### TASK REQUIREMENTS:
What you return should be the entries, unchanged, without their pictures.

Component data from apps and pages
== Segment start ==

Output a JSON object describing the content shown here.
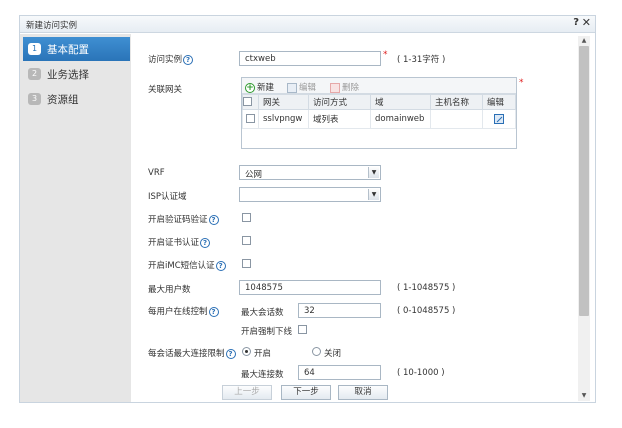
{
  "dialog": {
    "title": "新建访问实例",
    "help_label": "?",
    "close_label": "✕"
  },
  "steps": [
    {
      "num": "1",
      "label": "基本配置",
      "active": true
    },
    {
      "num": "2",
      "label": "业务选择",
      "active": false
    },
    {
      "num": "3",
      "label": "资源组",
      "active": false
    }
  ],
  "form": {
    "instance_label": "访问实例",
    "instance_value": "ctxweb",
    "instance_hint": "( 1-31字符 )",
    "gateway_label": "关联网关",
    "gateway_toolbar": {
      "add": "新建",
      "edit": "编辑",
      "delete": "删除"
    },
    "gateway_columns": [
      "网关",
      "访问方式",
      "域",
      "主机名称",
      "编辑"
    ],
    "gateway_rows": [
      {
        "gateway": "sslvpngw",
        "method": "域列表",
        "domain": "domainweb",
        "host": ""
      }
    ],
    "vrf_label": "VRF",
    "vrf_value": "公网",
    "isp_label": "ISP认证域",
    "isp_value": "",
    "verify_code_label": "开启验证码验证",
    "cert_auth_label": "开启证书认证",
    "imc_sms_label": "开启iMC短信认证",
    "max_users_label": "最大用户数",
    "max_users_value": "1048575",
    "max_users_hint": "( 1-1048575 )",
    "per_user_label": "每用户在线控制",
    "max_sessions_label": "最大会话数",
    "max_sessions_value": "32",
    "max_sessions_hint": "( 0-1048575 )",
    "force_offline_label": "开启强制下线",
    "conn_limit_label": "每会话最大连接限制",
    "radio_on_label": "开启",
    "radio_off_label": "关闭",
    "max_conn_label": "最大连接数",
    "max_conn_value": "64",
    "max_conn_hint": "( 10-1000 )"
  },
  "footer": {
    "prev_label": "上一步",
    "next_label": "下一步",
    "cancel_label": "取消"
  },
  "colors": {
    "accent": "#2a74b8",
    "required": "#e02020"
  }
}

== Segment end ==

### ANSWER TO THIS EXERCISE:
Output a JSON object describing the content shown here.
{
  "dialog": {
    "title": "新建访问实例",
    "help_label": "?",
    "close_label": "✕"
  },
  "steps": [
    {
      "num": "1",
      "label": "基本配置",
      "active": true
    },
    {
      "num": "2",
      "label": "业务选择",
      "active": false
    },
    {
      "num": "3",
      "label": "资源组",
      "active": false
    }
  ],
  "form": {
    "instance_label": "访问实例",
    "instance_value": "ctxweb",
    "instance_hint": "( 1-31字符 )",
    "gateway_label": "关联网关",
    "gateway_toolbar": {
      "add": "新建",
      "edit": "编辑",
      "delete": "删除"
    },
    "gateway_columns": [
      "网关",
      "访问方式",
      "域",
      "主机名称",
      "编辑"
    ],
    "gateway_rows": [
      {
        "gateway": "sslvpngw",
        "method": "域列表",
        "domain": "domainweb",
        "host": ""
      }
    ],
    "vrf_label": "VRF",
    "vrf_value": "公网",
    "isp_label": "ISP认证域",
    "isp_value": "",
    "verify_code_label": "开启验证码验证",
    "cert_auth_label": "开启证书认证",
    "imc_sms_label": "开启iMC短信认证",
    "max_users_label": "最大用户数",
    "max_users_value": "1048575",
    "max_users_hint": "( 1-1048575 )",
    "per_user_label": "每用户在线控制",
    "max_sessions_label": "最大会话数",
    "max_sessions_value": "32",
    "max_sessions_hint": "( 0-1048575 )",
    "force_offline_label": "开启强制下线",
    "conn_limit_label": "每会话最大连接限制",
    "radio_on_label": "开启",
    "radio_off_label": "关闭",
    "max_conn_label": "最大连接数",
    "max_conn_value": "64",
    "max_conn_hint": "( 10-1000 )"
  },
  "footer": {
    "prev_label": "上一步",
    "next_label": "下一步",
    "cancel_label": "取消"
  },
  "colors": {
    "accent": "#2a74b8",
    "required": "#e02020"
  }
}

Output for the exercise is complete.